Vitamin D for flu protection
June 9, 2009
Contrary to what some people think, the swine flu is not going away. The World Health Organization today reports 73 countries with 25,288 cases of influenza A(H1N1) infection, including 139 deaths. 13,217 of those cases are in the U.S. Estimates are that only one fifth of all cases are ever reported.
Other than frequent hand washing and staying away from large crowds, there are some things you can do to protect yourself.
Eat a healthy, whole foods diet. That means staying away from processed foods and refined sugar. Sugar decreases the function of your immune system almost immediately. An processed foods offer little in the way of nutrition.
Get enough rest. If your body is overly fatigued it will be harder for it to fight the flu and harder to heal itself if yo do come down with a bug.
Get plenty of vitamin D. Nine out of ten adults are deficient in Vitamin D. Vitamin D provides potent protection against colds, flu and even pneumonia. A recent study by the University of Colorado Denver School of medicine showed that as the amount of vitamin D circulating in blood climbs, risk of upper respiratory tract infections falls.
Vitamin D is known as the “sunshine vitamin. But it isn’t really a vitamin at all. It’s actually a hormone that our bodies manufacture when sunshine hits our skin and converts cholesterol into Vitamin D. When we stay out of the sun, cover up from head to toe, don’t see the sun in the winter, or slather our skin with SPF we don’t make enough Vitamin D. That’s why there so many people are deficient. It’s also why people who live farther north of the equator have more illnesses than those who live closer to it.
How do you get more Vitamin D? Natural sunlight is best. Exposing your hands and face to sunlight for 10-15 minutes three times a week should be sufficient.
Vitamin D supplements are also widely available and not expensive. The Institute of Medicine, a group that uses scientific research to formulate public health policies, currently recommends an Adequate Intake, or AI, rather than a specific daily amount of vitamin D. The AI for vitamin D is 200 International Units for adults under age 50, 400 IU for those 51 to 70, and 600 IU for those age 71 and above. As new studies continue to showcase vitamin D’s potential benefits, more scientists are calling for increased recommendations. Some suggest as much as 10,000 IU –currently the tolerable upper intake daily.

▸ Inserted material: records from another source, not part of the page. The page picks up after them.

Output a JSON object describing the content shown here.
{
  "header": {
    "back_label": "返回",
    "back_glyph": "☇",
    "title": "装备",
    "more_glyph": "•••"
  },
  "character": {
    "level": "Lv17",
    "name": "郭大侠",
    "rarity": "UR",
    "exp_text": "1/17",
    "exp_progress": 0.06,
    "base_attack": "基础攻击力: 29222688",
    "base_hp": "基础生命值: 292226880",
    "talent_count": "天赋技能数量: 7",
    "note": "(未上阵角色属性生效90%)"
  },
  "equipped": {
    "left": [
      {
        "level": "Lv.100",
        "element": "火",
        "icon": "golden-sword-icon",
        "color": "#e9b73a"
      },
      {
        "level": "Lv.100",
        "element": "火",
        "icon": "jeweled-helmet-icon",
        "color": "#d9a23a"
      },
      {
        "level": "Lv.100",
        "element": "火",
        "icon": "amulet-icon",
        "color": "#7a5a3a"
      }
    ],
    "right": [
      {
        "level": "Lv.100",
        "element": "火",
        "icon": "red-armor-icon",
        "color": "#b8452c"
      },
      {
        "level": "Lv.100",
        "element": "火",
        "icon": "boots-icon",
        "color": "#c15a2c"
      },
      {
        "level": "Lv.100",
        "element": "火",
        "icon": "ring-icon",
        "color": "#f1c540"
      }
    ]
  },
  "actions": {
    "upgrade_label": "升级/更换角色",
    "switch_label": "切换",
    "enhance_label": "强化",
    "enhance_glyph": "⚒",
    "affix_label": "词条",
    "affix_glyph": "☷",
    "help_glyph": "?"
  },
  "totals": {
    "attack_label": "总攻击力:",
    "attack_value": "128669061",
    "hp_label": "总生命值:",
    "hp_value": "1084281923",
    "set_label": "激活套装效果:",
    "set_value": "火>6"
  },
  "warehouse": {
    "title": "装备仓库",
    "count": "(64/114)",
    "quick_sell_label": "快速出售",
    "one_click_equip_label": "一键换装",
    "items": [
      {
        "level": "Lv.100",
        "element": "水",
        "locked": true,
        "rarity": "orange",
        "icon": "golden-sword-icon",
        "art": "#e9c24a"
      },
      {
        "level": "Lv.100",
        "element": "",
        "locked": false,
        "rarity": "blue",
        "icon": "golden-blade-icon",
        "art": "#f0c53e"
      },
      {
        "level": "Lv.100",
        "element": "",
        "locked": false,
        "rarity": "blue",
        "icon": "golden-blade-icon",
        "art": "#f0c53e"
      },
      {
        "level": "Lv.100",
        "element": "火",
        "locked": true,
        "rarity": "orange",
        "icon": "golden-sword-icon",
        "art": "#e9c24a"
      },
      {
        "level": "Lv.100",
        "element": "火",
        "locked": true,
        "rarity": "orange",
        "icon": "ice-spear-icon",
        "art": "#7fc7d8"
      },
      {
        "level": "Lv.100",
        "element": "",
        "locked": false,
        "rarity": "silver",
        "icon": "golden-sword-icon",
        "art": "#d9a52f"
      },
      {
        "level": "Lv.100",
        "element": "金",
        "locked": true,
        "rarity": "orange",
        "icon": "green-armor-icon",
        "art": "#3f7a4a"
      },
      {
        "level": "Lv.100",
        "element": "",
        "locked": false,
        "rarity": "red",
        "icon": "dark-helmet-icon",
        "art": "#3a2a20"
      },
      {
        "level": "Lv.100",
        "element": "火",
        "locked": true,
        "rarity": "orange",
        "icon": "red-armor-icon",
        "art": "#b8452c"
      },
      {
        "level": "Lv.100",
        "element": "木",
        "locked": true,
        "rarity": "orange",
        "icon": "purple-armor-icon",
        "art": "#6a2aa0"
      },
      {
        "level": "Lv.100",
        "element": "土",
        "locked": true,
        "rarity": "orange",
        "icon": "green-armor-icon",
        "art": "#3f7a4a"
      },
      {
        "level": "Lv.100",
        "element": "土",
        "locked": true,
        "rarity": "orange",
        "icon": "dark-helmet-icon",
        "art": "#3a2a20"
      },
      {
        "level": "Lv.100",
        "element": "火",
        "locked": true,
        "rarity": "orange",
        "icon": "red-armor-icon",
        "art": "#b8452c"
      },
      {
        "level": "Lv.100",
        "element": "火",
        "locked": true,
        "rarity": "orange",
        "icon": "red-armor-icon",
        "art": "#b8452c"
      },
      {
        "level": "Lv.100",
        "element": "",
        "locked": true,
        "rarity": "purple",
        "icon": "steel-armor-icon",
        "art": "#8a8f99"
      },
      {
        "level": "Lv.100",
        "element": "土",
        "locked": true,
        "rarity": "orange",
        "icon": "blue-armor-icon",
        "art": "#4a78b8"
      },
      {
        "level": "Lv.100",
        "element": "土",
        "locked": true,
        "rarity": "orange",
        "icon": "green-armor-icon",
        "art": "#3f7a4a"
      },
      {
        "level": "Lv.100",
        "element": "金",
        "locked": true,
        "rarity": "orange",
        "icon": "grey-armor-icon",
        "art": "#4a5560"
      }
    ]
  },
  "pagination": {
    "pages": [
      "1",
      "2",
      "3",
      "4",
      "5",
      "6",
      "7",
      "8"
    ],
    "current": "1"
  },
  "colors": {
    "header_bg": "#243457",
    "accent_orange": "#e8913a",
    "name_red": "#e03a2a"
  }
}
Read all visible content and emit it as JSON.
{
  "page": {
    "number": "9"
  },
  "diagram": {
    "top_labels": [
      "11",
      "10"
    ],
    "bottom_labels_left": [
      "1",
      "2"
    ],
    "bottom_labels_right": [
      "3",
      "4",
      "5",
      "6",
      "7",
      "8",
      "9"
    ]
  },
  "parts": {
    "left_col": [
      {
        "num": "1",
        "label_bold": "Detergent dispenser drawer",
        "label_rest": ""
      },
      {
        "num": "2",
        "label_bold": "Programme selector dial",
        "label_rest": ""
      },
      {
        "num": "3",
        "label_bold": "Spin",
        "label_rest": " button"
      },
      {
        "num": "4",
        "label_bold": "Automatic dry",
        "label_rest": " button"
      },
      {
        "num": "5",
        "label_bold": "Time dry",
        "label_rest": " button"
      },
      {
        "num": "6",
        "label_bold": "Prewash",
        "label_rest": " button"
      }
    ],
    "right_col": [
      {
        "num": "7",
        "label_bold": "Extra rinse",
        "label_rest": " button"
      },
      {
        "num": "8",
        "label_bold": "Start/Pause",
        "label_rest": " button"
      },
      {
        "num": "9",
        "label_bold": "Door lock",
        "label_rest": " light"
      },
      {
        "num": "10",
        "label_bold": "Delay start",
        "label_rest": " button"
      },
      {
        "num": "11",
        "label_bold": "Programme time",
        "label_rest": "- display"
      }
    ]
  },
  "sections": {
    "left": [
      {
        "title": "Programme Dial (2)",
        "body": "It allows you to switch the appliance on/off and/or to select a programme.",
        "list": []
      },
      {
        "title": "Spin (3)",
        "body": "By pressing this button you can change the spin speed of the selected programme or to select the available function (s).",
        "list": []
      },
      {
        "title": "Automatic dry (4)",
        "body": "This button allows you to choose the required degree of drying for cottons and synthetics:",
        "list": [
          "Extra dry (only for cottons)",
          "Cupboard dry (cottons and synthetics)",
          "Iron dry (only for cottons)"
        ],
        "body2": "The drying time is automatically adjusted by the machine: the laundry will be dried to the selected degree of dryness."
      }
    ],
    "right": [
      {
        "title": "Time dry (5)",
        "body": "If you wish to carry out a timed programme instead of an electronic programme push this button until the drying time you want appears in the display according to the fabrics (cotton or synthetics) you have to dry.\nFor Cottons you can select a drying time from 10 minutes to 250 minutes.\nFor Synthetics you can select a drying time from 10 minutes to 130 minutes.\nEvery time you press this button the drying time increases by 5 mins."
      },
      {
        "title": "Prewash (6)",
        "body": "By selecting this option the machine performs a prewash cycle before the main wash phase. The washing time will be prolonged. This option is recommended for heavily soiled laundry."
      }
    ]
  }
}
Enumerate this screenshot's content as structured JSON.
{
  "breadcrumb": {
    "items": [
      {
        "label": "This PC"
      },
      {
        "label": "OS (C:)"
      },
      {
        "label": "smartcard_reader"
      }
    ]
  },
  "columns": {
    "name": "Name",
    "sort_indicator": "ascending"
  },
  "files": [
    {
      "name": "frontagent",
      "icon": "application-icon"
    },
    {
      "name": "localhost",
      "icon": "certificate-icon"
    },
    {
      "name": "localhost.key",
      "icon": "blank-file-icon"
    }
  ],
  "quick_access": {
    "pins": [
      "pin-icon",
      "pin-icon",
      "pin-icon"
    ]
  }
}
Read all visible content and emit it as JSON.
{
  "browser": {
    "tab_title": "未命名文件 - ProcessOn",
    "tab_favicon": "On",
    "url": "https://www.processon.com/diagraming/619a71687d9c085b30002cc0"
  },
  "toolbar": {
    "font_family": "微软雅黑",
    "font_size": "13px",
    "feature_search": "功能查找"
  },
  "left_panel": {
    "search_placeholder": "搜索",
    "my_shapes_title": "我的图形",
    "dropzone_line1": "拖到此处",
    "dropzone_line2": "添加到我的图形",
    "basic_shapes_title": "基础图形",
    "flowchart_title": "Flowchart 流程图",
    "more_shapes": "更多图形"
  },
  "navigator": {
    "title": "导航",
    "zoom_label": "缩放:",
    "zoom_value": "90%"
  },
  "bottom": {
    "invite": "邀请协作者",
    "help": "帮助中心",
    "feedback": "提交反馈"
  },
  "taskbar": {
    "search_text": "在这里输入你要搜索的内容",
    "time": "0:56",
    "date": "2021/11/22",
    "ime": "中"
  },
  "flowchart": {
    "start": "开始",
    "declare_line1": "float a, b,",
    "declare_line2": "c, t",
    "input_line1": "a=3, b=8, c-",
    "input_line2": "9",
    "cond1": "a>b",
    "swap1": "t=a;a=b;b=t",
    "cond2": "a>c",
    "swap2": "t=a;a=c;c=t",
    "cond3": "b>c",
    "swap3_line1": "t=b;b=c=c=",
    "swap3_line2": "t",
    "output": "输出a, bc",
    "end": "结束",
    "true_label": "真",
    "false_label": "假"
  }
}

And finally, there are some foods that contain Vitamin D but for the most part they’re scarce. Seafood options top the list — cod liver oil, salmon, mackerel and tuna.